Major new project to understand public attitudes and community responses to shale gas in the UK

The ASSIST (Attitudes to Shale gaS In Space and Time) project is led by academics at Exeter, Stirling, Edinburgh, Heriot Watt and Cardiff Universities that will shed light on how public responses to shale gas unfold over time at national, regional and local levels.

Protests about hydraulic fracturing ('fracking') of shale gas have taken place in several countries including the UK. Therefore, understanding public attitudes and community responses to shale gas development is a key social science research area, with relevance for communities directly affected by shale gas projects, for developers' 'social license to operate' and for UK policy on energy and climate change.

Given government support for shale gas, local controversy and community objections, it is very important to have a rigorous social science evidence base,” said Professor Devine-Wright, Principal Investigator.

That has not been the case up to now in the UK. This research will provide important evidence for communities and civil society, industry and policy makers in order to better understand public attitudes and community responses to shale gas. 

The proposed research will develop new understandings by integrating perspectives from human geography and social psychology, drawing on core concepts of geographical differentiation, spatial proximity and place attachment.

The project will:

(1)  produce a comprehensive map of UK public attitudes to shale gas, charting differences between geographical areas.

(2) provide a comprehensive analysis of the effect of spatial proximity on UK public attitudes using georeferenced datasets.

(3) capture how public attitudes and community responses unfold over time, using a combination of methods including longitudinal national surveys, social media analyses and local ethnography in case study locations.

(4) critically investigate the rationales and practices of stakeholder engagement with shale gas communities, extending frameworks devised in previous research to go beyond 'NIMBY' (Not In My Back Yard) understandings of community responses.
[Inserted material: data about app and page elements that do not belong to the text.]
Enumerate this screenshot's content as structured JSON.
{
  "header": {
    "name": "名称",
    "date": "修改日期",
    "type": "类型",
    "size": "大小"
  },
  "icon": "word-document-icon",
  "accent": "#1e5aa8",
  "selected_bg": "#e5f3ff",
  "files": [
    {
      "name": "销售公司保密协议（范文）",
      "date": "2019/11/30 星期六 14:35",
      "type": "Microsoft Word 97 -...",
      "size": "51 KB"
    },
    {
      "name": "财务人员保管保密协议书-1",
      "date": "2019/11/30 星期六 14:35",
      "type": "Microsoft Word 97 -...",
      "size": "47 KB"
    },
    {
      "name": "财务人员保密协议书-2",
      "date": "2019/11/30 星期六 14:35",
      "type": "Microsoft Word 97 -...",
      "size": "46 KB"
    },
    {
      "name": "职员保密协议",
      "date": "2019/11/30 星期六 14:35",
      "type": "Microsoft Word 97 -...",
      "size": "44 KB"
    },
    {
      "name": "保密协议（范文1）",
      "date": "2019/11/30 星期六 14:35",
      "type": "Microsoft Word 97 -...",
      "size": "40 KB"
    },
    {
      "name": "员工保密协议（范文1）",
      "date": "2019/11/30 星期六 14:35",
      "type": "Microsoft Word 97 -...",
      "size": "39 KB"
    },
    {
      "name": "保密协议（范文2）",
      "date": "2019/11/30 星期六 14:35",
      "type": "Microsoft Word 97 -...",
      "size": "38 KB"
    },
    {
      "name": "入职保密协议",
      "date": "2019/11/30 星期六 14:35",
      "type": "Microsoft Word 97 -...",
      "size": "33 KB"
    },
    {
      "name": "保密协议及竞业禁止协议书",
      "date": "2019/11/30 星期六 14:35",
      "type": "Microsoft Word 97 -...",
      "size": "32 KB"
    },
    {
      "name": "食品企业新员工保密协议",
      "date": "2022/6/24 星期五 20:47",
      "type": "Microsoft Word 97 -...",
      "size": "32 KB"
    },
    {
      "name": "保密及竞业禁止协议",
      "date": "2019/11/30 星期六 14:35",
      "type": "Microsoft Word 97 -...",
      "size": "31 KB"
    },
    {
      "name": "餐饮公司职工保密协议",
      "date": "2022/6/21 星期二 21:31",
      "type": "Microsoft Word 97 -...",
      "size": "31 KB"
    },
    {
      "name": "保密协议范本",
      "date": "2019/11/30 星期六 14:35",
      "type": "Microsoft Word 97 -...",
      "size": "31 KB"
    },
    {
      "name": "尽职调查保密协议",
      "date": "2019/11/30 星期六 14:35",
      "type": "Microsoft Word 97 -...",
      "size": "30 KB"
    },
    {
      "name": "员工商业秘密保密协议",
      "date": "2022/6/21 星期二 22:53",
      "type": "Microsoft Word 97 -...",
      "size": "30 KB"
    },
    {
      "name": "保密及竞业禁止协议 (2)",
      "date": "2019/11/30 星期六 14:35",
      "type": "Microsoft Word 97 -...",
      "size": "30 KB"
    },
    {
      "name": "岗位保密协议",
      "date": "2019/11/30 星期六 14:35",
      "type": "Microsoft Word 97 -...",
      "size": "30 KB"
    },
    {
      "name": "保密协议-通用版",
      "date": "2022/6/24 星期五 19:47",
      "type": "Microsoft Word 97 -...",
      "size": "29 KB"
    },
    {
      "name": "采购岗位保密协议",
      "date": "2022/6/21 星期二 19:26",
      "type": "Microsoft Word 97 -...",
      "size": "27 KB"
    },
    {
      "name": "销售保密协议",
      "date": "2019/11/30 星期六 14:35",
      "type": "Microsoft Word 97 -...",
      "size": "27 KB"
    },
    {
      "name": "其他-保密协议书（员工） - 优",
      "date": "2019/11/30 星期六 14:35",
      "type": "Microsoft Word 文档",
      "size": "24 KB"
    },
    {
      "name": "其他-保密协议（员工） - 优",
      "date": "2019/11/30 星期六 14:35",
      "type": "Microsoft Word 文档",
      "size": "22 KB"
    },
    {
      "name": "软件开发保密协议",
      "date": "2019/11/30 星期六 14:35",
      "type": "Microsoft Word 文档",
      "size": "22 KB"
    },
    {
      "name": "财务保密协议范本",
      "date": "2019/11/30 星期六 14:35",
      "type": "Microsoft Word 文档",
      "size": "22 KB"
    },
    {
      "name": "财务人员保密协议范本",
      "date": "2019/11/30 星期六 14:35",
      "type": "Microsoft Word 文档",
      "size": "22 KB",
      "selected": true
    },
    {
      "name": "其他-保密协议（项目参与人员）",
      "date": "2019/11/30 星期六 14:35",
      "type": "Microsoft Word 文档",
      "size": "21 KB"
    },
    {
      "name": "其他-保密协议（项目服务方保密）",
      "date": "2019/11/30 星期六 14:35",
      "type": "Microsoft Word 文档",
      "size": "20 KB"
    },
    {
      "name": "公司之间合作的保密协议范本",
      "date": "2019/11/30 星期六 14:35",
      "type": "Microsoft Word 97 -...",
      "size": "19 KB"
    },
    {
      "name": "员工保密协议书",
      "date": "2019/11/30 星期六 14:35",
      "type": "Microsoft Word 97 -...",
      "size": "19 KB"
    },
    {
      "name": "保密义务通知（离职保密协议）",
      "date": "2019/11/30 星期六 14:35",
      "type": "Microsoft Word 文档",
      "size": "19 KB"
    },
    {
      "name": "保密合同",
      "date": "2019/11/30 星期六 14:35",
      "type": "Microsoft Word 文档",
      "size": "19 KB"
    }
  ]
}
Dr. Jennifer Dickie of Stirling University said “Understanding public attitudes and engagement with shale gas needs to consider specific geographical context. By integrating existing environmental and economic datasets with new data arising from national surveys, social media and case studies, this project will explore how public attitudes and community engagement might vary across geographical areas, and offer new insights on how socio-economic, political and environmental factors may shape such responses. 

Dr. Darrick Evensen, Edinburgh University said “Despite numerous surveys of public perceptions on this topic in the UK, much remains unknown.  How do perspectives differ across the UK regionally, and on the basis of community characteristics (e.g., poverty, unemployment rates, average income, political leaning)?  How do individuals’ views evolve over time in reaction to major events (e.g., impending shale gas production in England, or the advent of Brexit)? Our innovative use of multilevel data sets (including individual and community-level variables), longitudinal sampling (same individuals at three points in time), and our inclusion in our survey sample of a large number of local residents in areas exposed to development will help answer such questions.”

The project will have multiple benefits and impacts, including capacity building of less experienced researchers, engagement with national and local stakeholders from public, private and NGO sectors and the sharing of research findings that are expected to attract local, national and international interest.

The research will begin on 1st September, last for 3 years, and is funded by the Natural Environment Research Council and the Economic and Social Research Council.

Date: 28 September 2018